Indiana Gov. Eric Holcomb vetoed a bill Monday to bar male-born athletes from K-12 female sports, saying the bill would foster confusion and litigation in a state with no recorded cases of transgender athletes trying to join girls’ teams.
The Republican governor said in his veto message that House Bill 1041 presumes “that there is an existing problem in K-12 sports in Indiana that requires further state government intervention.”
“It implies that the goals of consistency and fairness in competitive female sports are not currently being met,” Mr. Holcomb said. “After a thorough review, I find no evidence to support either claim even if I support the overall goal.”
The legislation could still become law if the Republican-controlled House and Senate override the governor’s veto after returning to the statehouse May 24 for the veto session. An override requires a simple majority in both chambers.

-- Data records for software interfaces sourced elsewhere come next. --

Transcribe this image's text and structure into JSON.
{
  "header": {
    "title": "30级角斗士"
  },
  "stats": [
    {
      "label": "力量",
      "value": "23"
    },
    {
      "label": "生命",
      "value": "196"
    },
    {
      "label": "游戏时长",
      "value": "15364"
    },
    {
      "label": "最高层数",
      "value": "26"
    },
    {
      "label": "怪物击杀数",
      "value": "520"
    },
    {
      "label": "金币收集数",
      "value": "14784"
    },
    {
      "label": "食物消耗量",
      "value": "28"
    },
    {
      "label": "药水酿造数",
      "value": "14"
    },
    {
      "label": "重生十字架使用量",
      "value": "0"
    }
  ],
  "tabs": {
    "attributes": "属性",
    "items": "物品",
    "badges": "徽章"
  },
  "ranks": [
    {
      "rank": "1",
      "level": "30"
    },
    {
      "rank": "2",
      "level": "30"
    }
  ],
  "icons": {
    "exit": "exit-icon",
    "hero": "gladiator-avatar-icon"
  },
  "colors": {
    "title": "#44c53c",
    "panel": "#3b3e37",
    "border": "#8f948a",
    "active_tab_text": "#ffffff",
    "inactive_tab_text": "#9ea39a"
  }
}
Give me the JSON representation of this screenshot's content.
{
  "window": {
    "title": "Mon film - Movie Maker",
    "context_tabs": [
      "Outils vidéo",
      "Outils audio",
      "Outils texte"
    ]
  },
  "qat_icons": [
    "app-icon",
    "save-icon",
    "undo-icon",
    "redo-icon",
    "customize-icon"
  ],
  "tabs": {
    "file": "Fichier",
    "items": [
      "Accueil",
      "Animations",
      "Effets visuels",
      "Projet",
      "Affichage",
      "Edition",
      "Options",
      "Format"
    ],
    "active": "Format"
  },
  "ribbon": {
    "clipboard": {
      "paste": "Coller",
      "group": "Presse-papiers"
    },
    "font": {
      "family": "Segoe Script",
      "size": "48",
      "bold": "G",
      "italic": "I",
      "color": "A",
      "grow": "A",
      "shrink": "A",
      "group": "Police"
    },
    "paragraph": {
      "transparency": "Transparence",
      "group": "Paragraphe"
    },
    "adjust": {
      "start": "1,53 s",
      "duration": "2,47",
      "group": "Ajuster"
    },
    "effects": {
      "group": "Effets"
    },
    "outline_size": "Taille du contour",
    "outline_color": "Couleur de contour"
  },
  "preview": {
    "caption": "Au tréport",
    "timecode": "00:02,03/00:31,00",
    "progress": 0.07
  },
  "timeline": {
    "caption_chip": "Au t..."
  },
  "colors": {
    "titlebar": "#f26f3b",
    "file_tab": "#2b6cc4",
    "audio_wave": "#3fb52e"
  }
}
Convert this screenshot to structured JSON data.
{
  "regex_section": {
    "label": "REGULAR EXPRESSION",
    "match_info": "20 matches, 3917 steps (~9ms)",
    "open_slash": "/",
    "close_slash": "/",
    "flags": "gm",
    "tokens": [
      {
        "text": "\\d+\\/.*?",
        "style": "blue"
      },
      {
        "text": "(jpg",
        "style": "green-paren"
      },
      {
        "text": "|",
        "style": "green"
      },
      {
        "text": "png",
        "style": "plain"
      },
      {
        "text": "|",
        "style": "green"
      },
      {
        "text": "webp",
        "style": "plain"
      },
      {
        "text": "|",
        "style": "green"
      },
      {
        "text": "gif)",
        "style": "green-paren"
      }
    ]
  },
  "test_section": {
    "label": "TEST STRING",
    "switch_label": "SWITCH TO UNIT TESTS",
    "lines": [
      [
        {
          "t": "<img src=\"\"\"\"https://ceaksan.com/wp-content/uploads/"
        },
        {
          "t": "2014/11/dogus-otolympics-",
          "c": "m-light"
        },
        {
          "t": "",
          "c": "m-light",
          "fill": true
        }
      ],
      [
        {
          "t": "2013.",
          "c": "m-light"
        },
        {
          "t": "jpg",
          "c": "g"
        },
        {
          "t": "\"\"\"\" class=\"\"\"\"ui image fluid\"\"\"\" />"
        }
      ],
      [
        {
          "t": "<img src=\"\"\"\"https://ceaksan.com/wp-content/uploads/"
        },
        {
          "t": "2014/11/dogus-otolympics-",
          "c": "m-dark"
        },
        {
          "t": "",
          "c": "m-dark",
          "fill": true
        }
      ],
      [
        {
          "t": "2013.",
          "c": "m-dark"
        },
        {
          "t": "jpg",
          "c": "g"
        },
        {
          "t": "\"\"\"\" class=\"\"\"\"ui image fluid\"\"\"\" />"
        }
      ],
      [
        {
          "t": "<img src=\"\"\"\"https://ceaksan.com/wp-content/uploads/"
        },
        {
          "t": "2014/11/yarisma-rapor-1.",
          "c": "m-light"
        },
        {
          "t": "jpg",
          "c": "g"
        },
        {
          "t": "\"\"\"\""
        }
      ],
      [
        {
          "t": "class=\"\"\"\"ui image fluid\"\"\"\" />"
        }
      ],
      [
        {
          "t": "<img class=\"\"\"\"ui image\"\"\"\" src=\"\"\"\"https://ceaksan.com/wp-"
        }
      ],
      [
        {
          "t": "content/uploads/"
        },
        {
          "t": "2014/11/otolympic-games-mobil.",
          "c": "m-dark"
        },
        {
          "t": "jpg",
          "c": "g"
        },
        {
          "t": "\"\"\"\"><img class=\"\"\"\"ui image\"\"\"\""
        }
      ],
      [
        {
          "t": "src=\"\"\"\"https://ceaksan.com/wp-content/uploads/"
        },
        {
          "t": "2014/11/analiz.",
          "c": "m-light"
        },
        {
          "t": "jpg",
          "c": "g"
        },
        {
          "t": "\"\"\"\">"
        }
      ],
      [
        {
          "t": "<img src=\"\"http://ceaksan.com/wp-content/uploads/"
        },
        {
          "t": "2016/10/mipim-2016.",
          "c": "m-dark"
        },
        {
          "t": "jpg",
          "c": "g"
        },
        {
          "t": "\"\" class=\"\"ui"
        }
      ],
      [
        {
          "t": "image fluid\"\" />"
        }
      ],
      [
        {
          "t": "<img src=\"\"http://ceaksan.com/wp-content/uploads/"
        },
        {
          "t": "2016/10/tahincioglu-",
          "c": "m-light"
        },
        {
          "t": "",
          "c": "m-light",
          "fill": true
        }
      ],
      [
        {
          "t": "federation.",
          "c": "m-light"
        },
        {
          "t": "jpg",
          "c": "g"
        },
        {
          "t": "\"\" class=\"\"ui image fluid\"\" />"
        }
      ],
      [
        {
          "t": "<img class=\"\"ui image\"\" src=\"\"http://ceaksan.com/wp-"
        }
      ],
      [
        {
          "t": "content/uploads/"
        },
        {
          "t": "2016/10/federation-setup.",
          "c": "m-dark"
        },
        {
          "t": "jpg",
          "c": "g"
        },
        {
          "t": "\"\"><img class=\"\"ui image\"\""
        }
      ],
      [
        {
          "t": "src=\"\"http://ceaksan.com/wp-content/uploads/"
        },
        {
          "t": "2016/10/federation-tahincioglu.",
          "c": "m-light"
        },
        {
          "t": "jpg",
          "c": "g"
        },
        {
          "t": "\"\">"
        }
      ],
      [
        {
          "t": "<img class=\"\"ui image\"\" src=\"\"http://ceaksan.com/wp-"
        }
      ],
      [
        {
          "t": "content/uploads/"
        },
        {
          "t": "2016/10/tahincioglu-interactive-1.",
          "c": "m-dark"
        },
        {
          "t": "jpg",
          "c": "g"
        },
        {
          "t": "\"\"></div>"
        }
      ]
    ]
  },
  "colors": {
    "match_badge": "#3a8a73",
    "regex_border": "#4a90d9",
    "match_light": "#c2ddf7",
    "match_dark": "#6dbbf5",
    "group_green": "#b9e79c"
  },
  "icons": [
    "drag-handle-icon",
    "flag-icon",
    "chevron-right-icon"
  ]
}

Rep. Jim Banks, Indiana Republican, said he was “disappointed with Gov. Holcomb’s veto of a common sense bill that frankly doesn’t go far enough to Save Women’s Sports.”
“My hope is that the Indiana General Assembly will meet soon to override the veto and send a message to the rest of the nation that Indiana values women,” Mr. Banks tweeted.
Cheering the governor’s veto was Indiana Democratic Party Chair Mike Schmuhl, who said the bill was “more about fulfilling a made-up culture war than actually creating a better future for Hoosier children.”
“It’s encouraging to see Governor Eric Holcomb tell his party that their culture wars have crossed the line,” said Mr. Schmuhl, who served as campaign manager for Pete Buttigieg’s 2020 Democratic presidential primary run. “Signing House Bill 1041 into law would have put the lives of our children in jeopardy.”
The Human Rights Campaign, the nation’s leading LGBTQ group, also applauded the veto.
“When we fight for our rights and make our voices heard, we win. It’s now up to Indiana lawmakers to uphold the veto,” HRC tweeted.
Eleven states have passed legislation barring male-born athletes from K-12 or collegiate female sports, or both. The measures in Idaho and West Virginia have been temporarily blocked pending court challenges.
Meridian Baldacci, Family Policy Alliance spokesperson, called the veto “tragic” and urged the Indiana General Assembly to “override this misguided and concerning veto from the governor of one of the most conservative states in the nation.”
“Today, Indiana Governor Eric Holcomb failed female athletes across the Hoosier state,” she said. “Just days after the NCAA forced a female swimmer to take second place to a male, Governor Holcomb abandoned young Hoosier girls to the same fate in their own sports leagues.”
Mr. Holcomb is not the first Republican governor to veto such legislation.
Last year, North Dakota Gov. Doug Burgum nixed a similar bill, and South Dakota Gov. Kristi Noem refused to sign one, although Ms. Noem replaced the legislation with an executive order and then signed a Fairness in Women’s Sports bill in February.
Mr. Holcomb also expressed confidence in the Indiana High School Athletic Association’s ability to “maintain fairness and consistency in all sports.”
He said a lawsuit has already been filed in federal court on behalf of an Indiana middle-school student who wants to “play in school sports on the team of their choice.”
The Indiana bill was sponsored by Republican state Rep. Michelle Davis, a member of the Indiana Basketball Hall of Fame.
“As a former college athlete, I believe girls deserve to compete and win on a level playing field,” she said in an earlier statement. “This legislation is focused on protecting fair competition and athletic opportunities in girls’ sports in Indiana.”
Several other states are considering similar bills this year, including Alaska, Arizona, Missouri and South Carolina.